On the flipside, film editing has long been a female-dominated art, largely because at the beginning of the 20th century it was afforded little importance and treated with assembly-line practicality. But women like Thelma Schoonmaker (Raging Bull, Goodfellas, The Wolf of Wall Street) and Anne V. Coates (whose incredible career stretched from Lawrence of Arabia to Fifty Shades of Grey) would become some of the most distinguished editors in Hollywood. If we want to continue to elevate the reputation of one of the only women-led film disciplines, leaving it off our television screens isn't the best way to do it.
Industry insiders have made it an annual tradition to scoff at the Oscars and question why the media still gives it undue importance when it has been so categorically wrong, staid, and establishment-heavy in the past. Some defend it on the grounds of The Academy’s undeniable work for the preservation and history of film. Others laud the occasionally excellent decision (Moonlight for Best Picture, for example) and try to forget the rest. Many more equate Oscar success with a sign of what will be greenlit in the future or how progressive the industry is. But the fact remains that for many uninitiated viewers who want to know who has won these most famous of movie accolades, the biggest takeaway is the simplest.

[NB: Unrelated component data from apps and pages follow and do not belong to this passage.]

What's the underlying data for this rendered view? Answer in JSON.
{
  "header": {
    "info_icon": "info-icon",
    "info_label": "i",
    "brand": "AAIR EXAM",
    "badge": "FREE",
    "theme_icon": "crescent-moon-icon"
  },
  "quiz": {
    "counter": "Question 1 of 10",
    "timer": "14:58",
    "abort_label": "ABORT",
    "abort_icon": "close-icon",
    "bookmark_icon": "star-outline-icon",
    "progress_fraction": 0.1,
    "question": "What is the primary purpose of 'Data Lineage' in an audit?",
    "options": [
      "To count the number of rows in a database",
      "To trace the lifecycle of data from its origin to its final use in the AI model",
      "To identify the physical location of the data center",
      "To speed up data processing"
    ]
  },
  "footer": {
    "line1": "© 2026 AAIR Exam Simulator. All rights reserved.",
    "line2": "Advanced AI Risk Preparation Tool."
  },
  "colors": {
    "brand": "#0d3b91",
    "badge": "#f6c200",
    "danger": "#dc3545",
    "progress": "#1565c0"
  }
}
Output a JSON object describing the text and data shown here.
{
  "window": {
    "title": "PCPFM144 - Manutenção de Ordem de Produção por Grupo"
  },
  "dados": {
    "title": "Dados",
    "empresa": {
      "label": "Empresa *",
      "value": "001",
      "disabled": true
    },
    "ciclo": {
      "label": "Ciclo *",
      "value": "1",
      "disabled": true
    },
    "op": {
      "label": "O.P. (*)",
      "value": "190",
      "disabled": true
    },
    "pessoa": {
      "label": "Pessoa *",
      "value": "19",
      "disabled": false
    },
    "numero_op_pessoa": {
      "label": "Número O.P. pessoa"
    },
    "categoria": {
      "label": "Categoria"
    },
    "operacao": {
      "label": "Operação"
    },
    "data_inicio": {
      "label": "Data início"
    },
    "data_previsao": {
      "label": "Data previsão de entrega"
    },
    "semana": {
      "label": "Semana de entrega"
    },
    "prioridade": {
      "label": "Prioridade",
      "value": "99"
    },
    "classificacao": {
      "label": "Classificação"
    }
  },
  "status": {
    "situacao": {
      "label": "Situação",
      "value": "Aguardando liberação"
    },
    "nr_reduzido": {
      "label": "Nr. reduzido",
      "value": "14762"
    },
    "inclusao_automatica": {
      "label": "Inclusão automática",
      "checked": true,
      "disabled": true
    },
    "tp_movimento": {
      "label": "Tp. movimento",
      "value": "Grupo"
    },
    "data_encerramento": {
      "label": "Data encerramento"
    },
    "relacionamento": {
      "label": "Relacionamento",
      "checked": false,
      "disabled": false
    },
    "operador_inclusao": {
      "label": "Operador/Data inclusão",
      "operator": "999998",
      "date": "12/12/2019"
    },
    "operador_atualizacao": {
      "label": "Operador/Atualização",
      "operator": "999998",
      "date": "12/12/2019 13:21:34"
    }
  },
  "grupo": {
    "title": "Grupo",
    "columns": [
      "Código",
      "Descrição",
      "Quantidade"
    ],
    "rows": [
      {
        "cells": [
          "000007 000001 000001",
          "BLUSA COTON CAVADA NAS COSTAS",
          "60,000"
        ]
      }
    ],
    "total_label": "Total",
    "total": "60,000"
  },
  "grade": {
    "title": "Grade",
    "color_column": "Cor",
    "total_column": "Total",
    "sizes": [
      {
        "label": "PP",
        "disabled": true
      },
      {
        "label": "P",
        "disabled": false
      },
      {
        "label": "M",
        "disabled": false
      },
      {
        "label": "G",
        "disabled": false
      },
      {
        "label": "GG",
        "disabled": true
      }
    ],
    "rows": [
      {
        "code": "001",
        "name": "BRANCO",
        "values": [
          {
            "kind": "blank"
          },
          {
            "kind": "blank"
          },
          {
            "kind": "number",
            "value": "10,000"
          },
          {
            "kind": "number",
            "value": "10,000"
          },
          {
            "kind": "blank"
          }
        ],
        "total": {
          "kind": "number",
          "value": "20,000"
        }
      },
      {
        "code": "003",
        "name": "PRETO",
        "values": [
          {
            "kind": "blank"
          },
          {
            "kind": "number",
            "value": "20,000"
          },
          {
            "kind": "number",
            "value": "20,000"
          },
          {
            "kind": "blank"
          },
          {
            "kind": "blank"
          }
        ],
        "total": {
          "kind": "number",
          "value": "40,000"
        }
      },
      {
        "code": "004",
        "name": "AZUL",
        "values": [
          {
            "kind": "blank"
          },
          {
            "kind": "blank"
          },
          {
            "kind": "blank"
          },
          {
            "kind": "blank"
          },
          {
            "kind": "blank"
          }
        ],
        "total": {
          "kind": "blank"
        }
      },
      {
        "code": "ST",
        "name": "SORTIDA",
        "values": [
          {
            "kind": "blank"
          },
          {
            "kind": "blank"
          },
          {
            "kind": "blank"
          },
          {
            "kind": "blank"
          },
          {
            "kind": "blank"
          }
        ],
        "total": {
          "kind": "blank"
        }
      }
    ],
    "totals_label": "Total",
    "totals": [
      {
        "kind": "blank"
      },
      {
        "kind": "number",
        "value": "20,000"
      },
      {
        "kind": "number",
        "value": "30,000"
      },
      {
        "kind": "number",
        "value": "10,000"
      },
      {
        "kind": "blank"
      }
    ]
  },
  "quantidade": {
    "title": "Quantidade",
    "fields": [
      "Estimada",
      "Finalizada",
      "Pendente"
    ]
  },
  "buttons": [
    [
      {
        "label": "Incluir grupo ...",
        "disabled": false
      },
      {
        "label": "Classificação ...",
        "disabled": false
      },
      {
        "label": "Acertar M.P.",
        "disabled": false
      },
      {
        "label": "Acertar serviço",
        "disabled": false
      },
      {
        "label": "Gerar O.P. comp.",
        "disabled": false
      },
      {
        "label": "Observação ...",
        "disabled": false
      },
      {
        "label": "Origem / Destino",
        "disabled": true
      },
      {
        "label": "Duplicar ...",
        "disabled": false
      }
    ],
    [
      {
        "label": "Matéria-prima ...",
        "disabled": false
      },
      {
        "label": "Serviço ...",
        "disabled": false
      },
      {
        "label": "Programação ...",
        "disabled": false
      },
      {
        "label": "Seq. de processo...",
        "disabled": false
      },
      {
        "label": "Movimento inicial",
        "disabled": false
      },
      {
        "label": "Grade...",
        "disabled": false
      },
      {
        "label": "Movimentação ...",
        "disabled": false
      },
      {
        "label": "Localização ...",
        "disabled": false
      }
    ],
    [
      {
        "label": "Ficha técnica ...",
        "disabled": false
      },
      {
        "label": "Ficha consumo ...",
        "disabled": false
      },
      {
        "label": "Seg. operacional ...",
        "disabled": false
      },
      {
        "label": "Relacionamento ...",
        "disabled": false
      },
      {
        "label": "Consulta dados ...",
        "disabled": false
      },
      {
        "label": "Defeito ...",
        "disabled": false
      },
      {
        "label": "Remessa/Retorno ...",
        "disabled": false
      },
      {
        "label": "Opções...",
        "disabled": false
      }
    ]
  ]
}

If these essential disciplines are left out, it’s all the less likely anyone will notice, appreciate, or aspire to them. And where would cinema be then?
This article originally appeared on i-D UK.